The pen today
Today the monastery is used by the Evangelical Lutheran collegiate church of St. Anastasius and St. Innocentius. During restoration work in 1997, parts of the old church treasure, relics, textiles and reliquary containers were discovered. These have been exhibited as church treasures since March 2006 in the portal to history .
- Hrotsvit (Roswitha von Gandersheim) (* around 935, † after 973), first German poet
- Johann Georg Leuckfeld (1668–1726), monastery researcher, historian, numismatist and biographer; initially worked as the Abbess's secretary
The organ of the collegiate church was built in 2000 by the French organ building company Manufacture d'Orgues Muhleisen (Strasbourg). The award-winning instrument has 50 stops , including seven transmissions from the main work into the pedal and an extended pedal stop. The playing and stop actions are mechanical.
- Normal coupling: II / I, I / P, II / P.
- Super octave coupling:
- Sub-octave coupling:
Fixed combinations (p, f, tutti), 256-fold typesetting system , crescendo roller . I / P - II / P - III / P Manual coupling I / II - III / I - III / II 8 '- III / II 16' Double registration system mechanical + electrical (15,000 combinations)
- Hans Goetting : The imperial canonical monastery Gandersheim . In Max Planck Institute for History (ed.): Germania sacra: historical-statistical description of the Church of the Old Kingdom . de Gruyter, Berlin / New York 1973, ISBN 3-11-004219-3 .
- Ernst Andreas Friedrich : If stones could talk. Landbuch-Verlag, Hannover 1989, ISBN 3-7842-0397-3
- Helga Wäß: Form and Perception of Central German Memory Sculpture in the 14th Century. Catalog of selected objects from the High Middle Ages to the beginning of the 15th century . Volume 2. Tenea, Bristol / Berlin 2006, ISBN 3-86504-159-0 , p. 222 f.
- Martin Hoernes, Hedwig Röckelein (eds.): Gandersheim and Essen. Comparative studies on Saxon women's colleges . In: Essen research on the women's foundation . Volume 4. Klartext Verlag, Essen 2006, ISBN 3-89861-510-3 .
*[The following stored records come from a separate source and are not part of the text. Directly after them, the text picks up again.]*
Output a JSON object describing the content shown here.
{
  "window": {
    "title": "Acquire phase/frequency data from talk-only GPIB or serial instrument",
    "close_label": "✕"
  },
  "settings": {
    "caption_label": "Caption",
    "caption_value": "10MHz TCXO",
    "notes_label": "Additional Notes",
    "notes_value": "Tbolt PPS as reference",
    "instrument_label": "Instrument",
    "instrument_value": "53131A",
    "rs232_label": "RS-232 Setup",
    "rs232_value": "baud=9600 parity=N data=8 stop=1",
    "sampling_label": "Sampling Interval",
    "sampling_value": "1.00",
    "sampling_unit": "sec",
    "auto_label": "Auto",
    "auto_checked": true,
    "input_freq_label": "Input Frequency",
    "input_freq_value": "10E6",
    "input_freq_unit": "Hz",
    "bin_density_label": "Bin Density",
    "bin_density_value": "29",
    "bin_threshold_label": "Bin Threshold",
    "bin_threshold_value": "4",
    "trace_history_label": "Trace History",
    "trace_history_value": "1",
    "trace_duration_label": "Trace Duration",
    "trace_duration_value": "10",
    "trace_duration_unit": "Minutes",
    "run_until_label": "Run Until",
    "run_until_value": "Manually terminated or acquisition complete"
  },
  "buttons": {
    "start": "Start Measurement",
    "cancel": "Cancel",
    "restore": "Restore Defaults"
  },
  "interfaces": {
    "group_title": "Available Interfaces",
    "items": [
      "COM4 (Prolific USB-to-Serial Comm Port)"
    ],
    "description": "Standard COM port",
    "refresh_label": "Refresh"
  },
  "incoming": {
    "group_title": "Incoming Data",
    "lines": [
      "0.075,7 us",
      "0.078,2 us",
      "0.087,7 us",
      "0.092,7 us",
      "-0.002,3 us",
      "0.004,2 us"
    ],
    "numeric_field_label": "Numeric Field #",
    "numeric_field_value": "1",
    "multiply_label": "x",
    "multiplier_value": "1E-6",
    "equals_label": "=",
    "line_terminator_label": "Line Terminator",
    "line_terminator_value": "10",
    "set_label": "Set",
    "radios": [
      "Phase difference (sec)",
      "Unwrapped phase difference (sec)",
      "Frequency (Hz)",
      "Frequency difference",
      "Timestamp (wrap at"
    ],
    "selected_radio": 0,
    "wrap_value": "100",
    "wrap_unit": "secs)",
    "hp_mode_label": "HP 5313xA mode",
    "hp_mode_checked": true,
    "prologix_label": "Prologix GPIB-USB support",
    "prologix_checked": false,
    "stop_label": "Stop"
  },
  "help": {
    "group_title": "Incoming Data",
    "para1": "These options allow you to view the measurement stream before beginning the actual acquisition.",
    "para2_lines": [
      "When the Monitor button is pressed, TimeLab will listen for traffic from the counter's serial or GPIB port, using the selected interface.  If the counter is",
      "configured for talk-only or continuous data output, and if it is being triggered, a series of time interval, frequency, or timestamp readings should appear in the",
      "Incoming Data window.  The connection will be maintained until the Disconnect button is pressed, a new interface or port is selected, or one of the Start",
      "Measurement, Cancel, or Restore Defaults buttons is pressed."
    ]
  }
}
- Portal to history: rediscover treasures! Selection catalog, ed. by Martin Hoernes and Thomas Labusiak , Delmenhorst 2007.
- Miriam Gepp: The collegiate church in Bad Gandersheim. Memorial place of the Ottonians. Edited by Thomas Labusiak, Munich 2008
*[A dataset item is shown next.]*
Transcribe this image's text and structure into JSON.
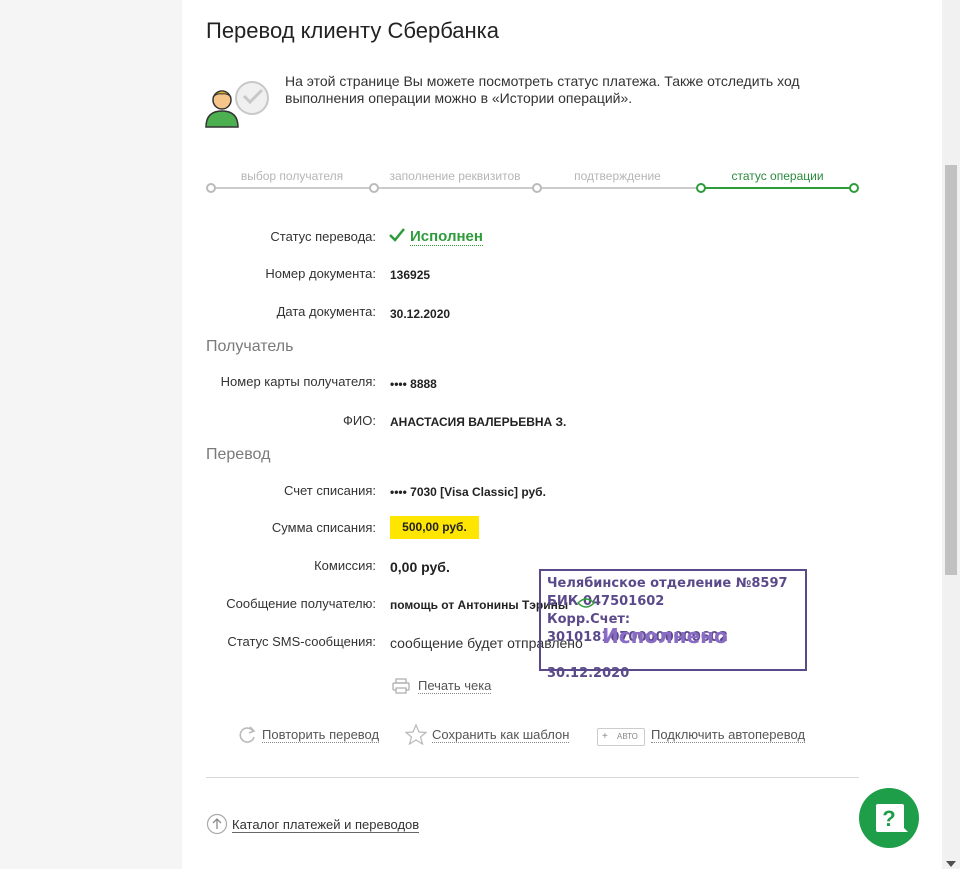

- Birgit Heilmann: Heiltum becomes history. The Gandersheim reliquary in the post-Reformation period. Edited by Thomas Labusiak and Hedwig Röckelein, Regensburg 2009 (studies on the women's monastery in Gandersheim and its own monasteries, volume 1)
- Birgit Heilmann: Catholic remains or traditional treasure? . The evangelical canonical monastery Gandersheim and its medieval legacy. in: Women's Convents in the Age of Confessionalization , Klartext Verlag, Essen 2010, ISBN 978-3-8375-0436-1 .
- Jan Friedrich Richter: Gothic in Gandersheim. The wood carvings of the 13th to 16th centuries. Edited by Thomas Labusiak and Hedwig Röckelein, Regensburg 2010 (studies on the women's monastery in Gandersheim and its own monasteries, volume 2)
- Christian Popp: The treasure of cannonies. Saints and relics in the women's monastery in Gandersheim. Edited by Thomas Labusiak and Hedwig Röckelein, Regensburg 2010 (studies on the women's monastery in Gandersheim and its own monasteries, volume 3) ( review )
- Amalie Fößel : Ottonian abbesses as reflected in the documents. Opportunities for Sophia von Gandersheim and Essen to influence the politics of Otto III. , in: Thomas Schilp (ed.): Women build Europe. International links of the Essen women's monastery . Klartext Verlag, Essen 2011, ISBN 978-3-8375-0672-3 , pp. 89-106.
- Ernst Andreas Friedrich: The cathedral of Gandersheim , p. 102-105, in: If stones could talk. Volume I, Landbuch-Verlag, Hannover 1989, ISBN 3-7842-03973 .
- Permanent exhibition in the Gandersheim collegiate church
- Description of the Gandersheim Abbey on the Lower Saxony monastery map of the Institute for Historical Research
- More about the Muhleisen organ (PDF file)